The iOS 15 public beta is live and everyone with a compatible iPhone can download it. We did, of course – and we’ve already seen some of the exciting new features in the next big iOS update, some of which offer novel quality of life improvements that already make iOS 15 look like a big upgrade iOS 14.
Don’t expect iOS 15 to be a major overhaul of the iPhone experience – not that you would get that idea given what we saw when Apple teased the update on WWDC 2021. As with many of Apple’s annual updates, the improvements are limited to a handful of apps and a few subtle refinements that you may not notice if you don’t look for them.
It is not the only public beta from Apple currently live, how iPadOS 15 and watchOS 8 Betas started at the same time.
We don’t see all of the features promised in iOS 15 just yet, but that’s to be expected as Apple usually rolls out more features in each additional beta release. (Confusingly, Apple called this Public Beta 2, but it should be the first one available to non-developers.)
But the new features in iOS 15 really sold us some new features that we can’t wait for everyone to see. We probably missed a few things, but here’s what we noticed on the first day of using the next version of iOS.
This was probably the nicest feature – sort of Apple’s own Google Lens. At WWDC 2021, Apple demonstrated iOS 15’s ability to use AI and machine learning to find text and search for it online. Using it itself took a bit of fiddling, but we got it working: just open your camera app, point the viewfinder at text, wait for four yellow corners to frame the text, and then tap the three-line icon that appears . This will take a snapshot image and you can then tap highlight text for online look-up.
It’s neat, like a Siri visual search, but it’s a tool people are likely to forget; I know I have to make an effort to remember it’s there. The feature isn’t perfect – it doesn’t always seem to recognize words from different angles, and it really has problems with stylized logos – but once it recognizes text, you can paste it into another app. for example in a text message or the Safari search bar.
There is also a translation function along with the ‘look it up (online)’ option which also seemed to work well enough to translate a passage in a French book that we happened to have on hand – and there is also the option to read the translation out loud . It is of course a nice thing when you are traveling or reading menus that are not in your own language. The following languages are currently available for translation: Arabic, English (UK and USA), French, German, Italian, Japanese, Korean, Mandarin, Portuguese, Russian and Spanish.
You can long tap a link to pin it to any conversation, even with Android users. But iMessage convos get an additional function: the ability to translate a message if it is sent in a different language. Will there be more such functions? We hope so.
Safari also sees some notable changes. The biggest one is that the search bar has been moved to the bottom of the screen, an almost blasphemous move in terms of search engine tradition, but one that helpfully makes it available to everyone.

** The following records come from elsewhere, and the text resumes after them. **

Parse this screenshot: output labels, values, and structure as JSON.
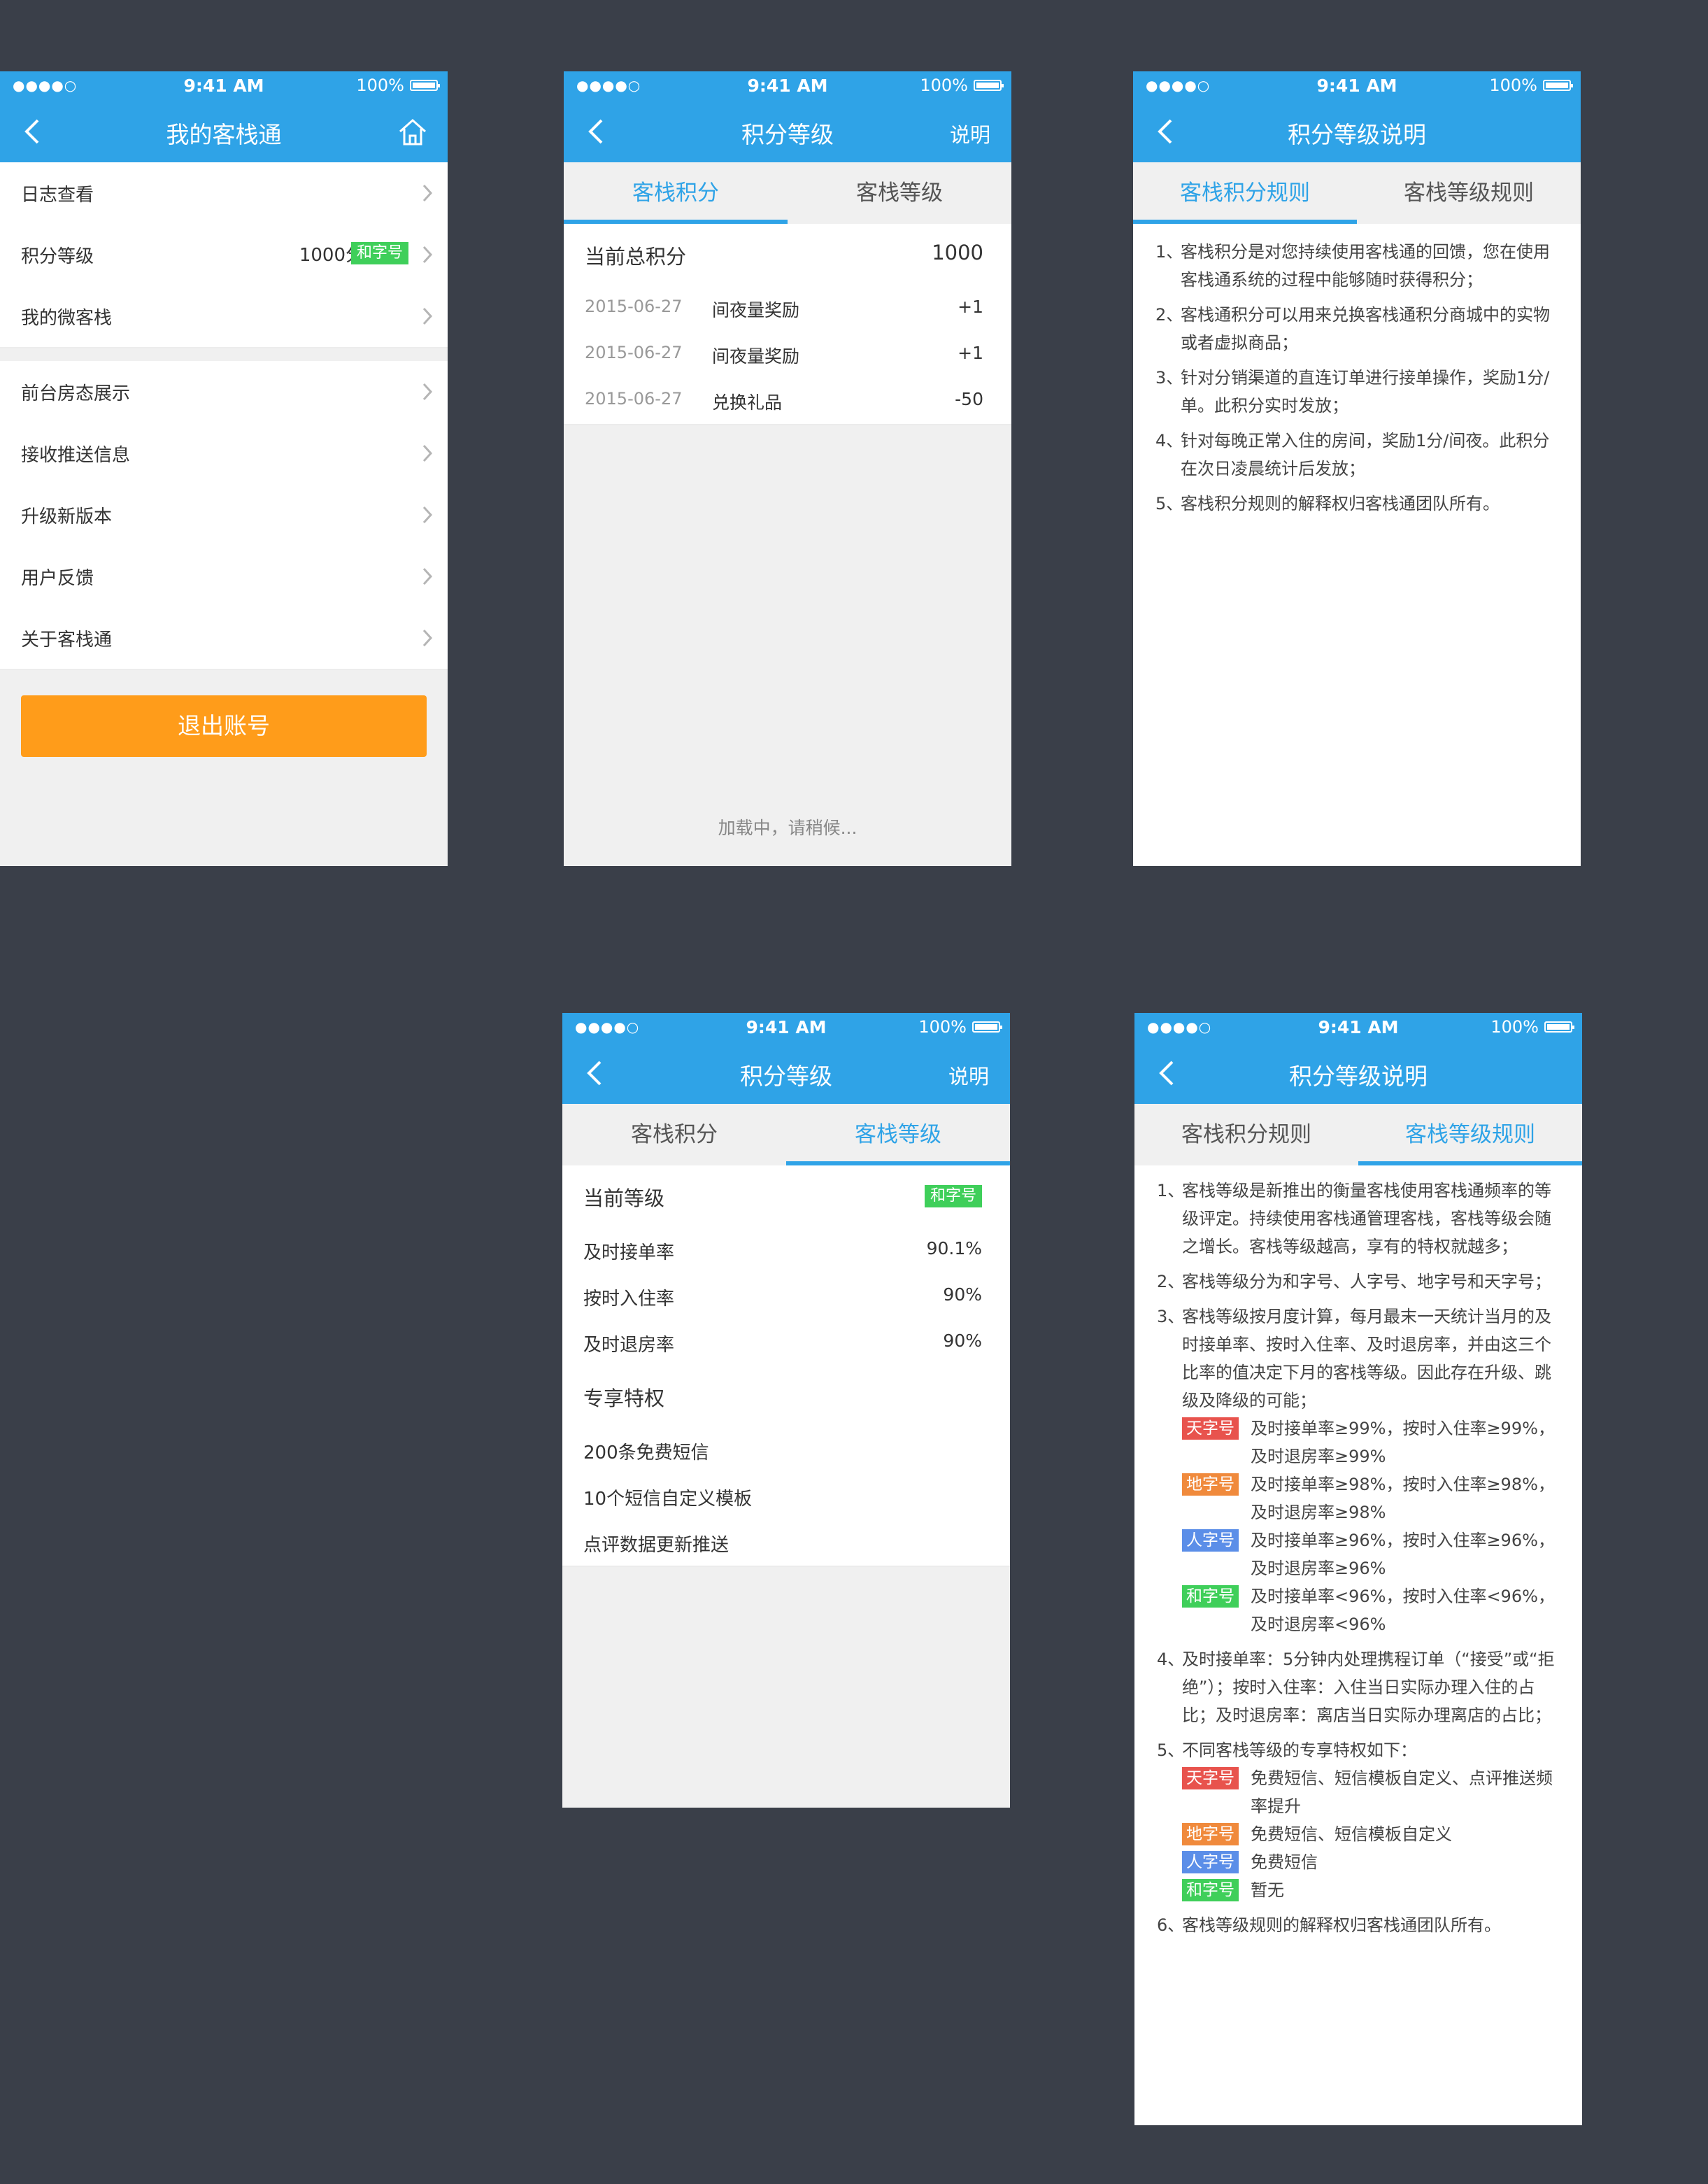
{
  "status": {
    "signal": "●●●●○",
    "time": "9:41 AM",
    "battery": "100%"
  },
  "screen1": {
    "title": "我的客栈通",
    "group1": [
      {
        "label": "日志查看"
      },
      {
        "label": "积分等级",
        "value": "1000分",
        "badge": "和字号"
      },
      {
        "label": "我的微客栈"
      }
    ],
    "group2": [
      {
        "label": "前台房态展示"
      },
      {
        "label": "接收推送信息"
      },
      {
        "label": "升级新版本"
      },
      {
        "label": "用户反馈"
      },
      {
        "label": "关于客栈通"
      }
    ],
    "logout_label": "退出账号"
  },
  "screen2": {
    "title": "积分等级",
    "right": "说明",
    "tabs": [
      "客栈积分",
      "客栈等级"
    ],
    "total_label": "当前总积分",
    "total_value": "1000",
    "records": [
      {
        "date": "2015-06-27",
        "desc": "间夜量奖励",
        "points": "+1"
      },
      {
        "date": "2015-06-27",
        "desc": "间夜量奖励",
        "points": "+1"
      },
      {
        "date": "2015-06-27",
        "desc": "兑换礼品",
        "points": "-50"
      }
    ],
    "loading": "加载中，请稍候..."
  },
  "screen3": {
    "title": "积分等级说明",
    "tabs": [
      "客栈积分规则",
      "客栈等级规则"
    ],
    "rules": [
      {
        "num": "1、",
        "text": "客栈积分是对您持续使用客栈通的回馈，您在使用客栈通系统的过程中能够随时获得积分；"
      },
      {
        "num": "2、",
        "text": "客栈通积分可以用来兑换客栈通积分商城中的实物或者虚拟商品；"
      },
      {
        "num": "3、",
        "text": "针对分销渠道的直连订单进行接单操作，奖励1分/单。此积分实时发放；"
      },
      {
        "num": "4、",
        "text": "针对每晚正常入住的房间，奖励1分/间夜。此积分在次日凌晨统计后发放；"
      },
      {
        "num": "5、",
        "text": "客栈积分规则的解释权归客栈通团队所有。"
      }
    ]
  },
  "screen4": {
    "title": "积分等级",
    "right": "说明",
    "tabs": [
      "客栈积分",
      "客栈等级"
    ],
    "level_label": "当前等级",
    "level_badge": "和字号",
    "stats": [
      {
        "label": "及时接单率",
        "value": "90.1%"
      },
      {
        "label": "按时入住率",
        "value": "90%"
      },
      {
        "label": "及时退房率",
        "value": "90%"
      }
    ],
    "privilege_title": "专享特权",
    "privileges": [
      "200条免费短信",
      "10个短信自定义模板",
      "点评数据更新推送"
    ]
  },
  "screen5": {
    "title": "积分等级说明",
    "tabs": [
      "客栈积分规则",
      "客栈等级规则"
    ],
    "r1_num": "1、",
    "r1": "客栈等级是新推出的衡量客栈使用客栈通频率的等级评定。持续使用客栈通管理客栈，客栈等级会随之增长。客栈等级越高，享有的特权就越多；",
    "r2_num": "2、",
    "r2": "客栈等级分为和字号、人字号、地字号和天字号；",
    "r3_num": "3、",
    "r3": "客栈等级按月度计算，每月最末一天统计当月的及时接单率、按时入住率、及时退房率，并由这三个比率的值决定下月的客栈等级。因此存在升级、跳级及降级的可能；",
    "r3_items": [
      {
        "badge": "天字号",
        "color": "#e8534d",
        "text": "及时接单率≥99%，按时入住率≥99%，及时退房率≥99%"
      },
      {
        "badge": "地字号",
        "color": "#f08a3c",
        "text": "及时接单率≥98%，按时入住率≥98%，及时退房率≥98%"
      },
      {
        "badge": "人字号",
        "color": "#5b8ee8",
        "text": "及时接单率≥96%，按时入住率≥96%，及时退房率≥96%"
      },
      {
        "badge": "和字号",
        "color": "#3fcf5a",
        "text": "及时接单率<96%，按时入住率<96%，及时退房率<96%"
      }
    ],
    "r4_num": "4、",
    "r4": "及时接单率：5分钟内处理携程订单（“接受”或“拒绝”）；按时入住率：入住当日实际办理入住的占比；及时退房率：离店当日实际办理离店的占比；",
    "r5_num": "5、",
    "r5": "不同客栈等级的专享特权如下：",
    "r5_items": [
      {
        "badge": "天字号",
        "color": "#e8534d",
        "text": "免费短信、短信模板自定义、点评推送频率提升"
      },
      {
        "badge": "地字号",
        "color": "#f08a3c",
        "text": "免费短信、短信模板自定义"
      },
      {
        "badge": "人字号",
        "color": "#5b8ee8",
        "text": "免费短信"
      },
      {
        "badge": "和字号",
        "color": "#3fcf5a",
        "text": "暂无"
      }
    ],
    "r6_num": "6、",
    "r6": "客栈等级规则的解释权归客栈通团队所有。"
  }
}
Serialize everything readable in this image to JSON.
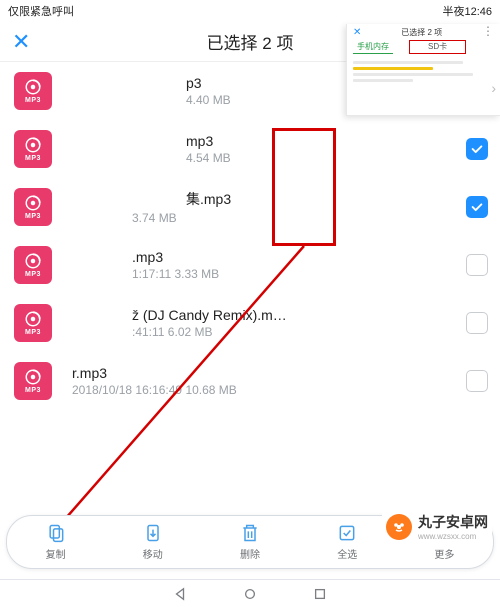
{
  "status": {
    "left": "仅限紧急呼叫",
    "time": "半夜12:46"
  },
  "header": {
    "title": "已选择 2 项"
  },
  "thumb_badge": "MP3",
  "files": [
    {
      "name": "p3",
      "sub": "4.40 MB",
      "checked": false
    },
    {
      "name": "mp3",
      "sub": "4.54 MB",
      "checked": true
    },
    {
      "name": "集.mp3",
      "sub": "              3.74 MB",
      "checked": true
    },
    {
      "name": ".mp3",
      "sub": "1:17:11 3.33 MB",
      "checked": false
    },
    {
      "name": "ž (DJ Candy Remix).m…",
      "sub": ":41:11 6.02 MB",
      "checked": false
    },
    {
      "name": "r.mp3",
      "sub": "2018/10/18 16:16:49 10.68 MB",
      "checked": false
    }
  ],
  "actions": {
    "copy": "复制",
    "move": "移动",
    "delete": "删除",
    "selectall": "全选",
    "more": "更多"
  },
  "inset": {
    "title": "已选择 2 项",
    "tab1": "手机内存",
    "tab2": "SD卡"
  },
  "watermark": {
    "name": "丸子安卓网",
    "url": "www.wzsxx.com"
  }
}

To the right of the search bar is a three-dot icon for opening a menu that has all the options bundled together, and the usual button for opening your tabs, which has also been redesigned, has been changed from a rotating stack to simple flat thumbnails; You can see about 6 at a time. Best of all (or worst, depending on your perspective), if you can see your tabs at a glance, you can also see the number of tabs in the bar below.
If you just want to switch between your current tab and the previous or next one, you can tap and hold the search bar and swipe left or right.
Of course, notifications aren’t sexy, and they’re barely high on the list of most anticipated iOS 15 features. And yet they’re so central to using an iPhone that anyone with the beta will immediately notice the refinements here.
For starters, the notifications are leaner – truncated, with less white space around the text, and with seemingly livelier and more eye-catching icons. There’s a little more space between different notification groups lumped together by the app – and it’s now also easier to distinguish those groups with a shaded effect that makes them appear stacked.
You can also choose to allow notifications to break through focus mode (the new name for Do Not Disturb, Sleep, and the new Home and Work modes). It’s handy for apps that you absolutely need to break the veil – and also for people like partners, family or friends who you want to be able to call at anytime. This feature is extensively customizable, allowing you to set times when focus mode is automatically activated, whether certain apps are shown on the home or lock screen, and notifying contacts when a focus mode is active (don’t bother me, I am Work!).
Okay, we haven’t seen too much of the more exciting maps refinements promised for iOS 15, such as where we are on our route, even if underground or out of signal range.
But we’ve seen the more subtle changes to maps, such as refined 3D building models and color differences between minor back roads and main roads. More noticeable are a few new tweaks to the way you enter directions: Your route now snakes from your position to your destination, which is easy to see, and when Maps recalculates a better route, it will slip out again. You can also change your departure time.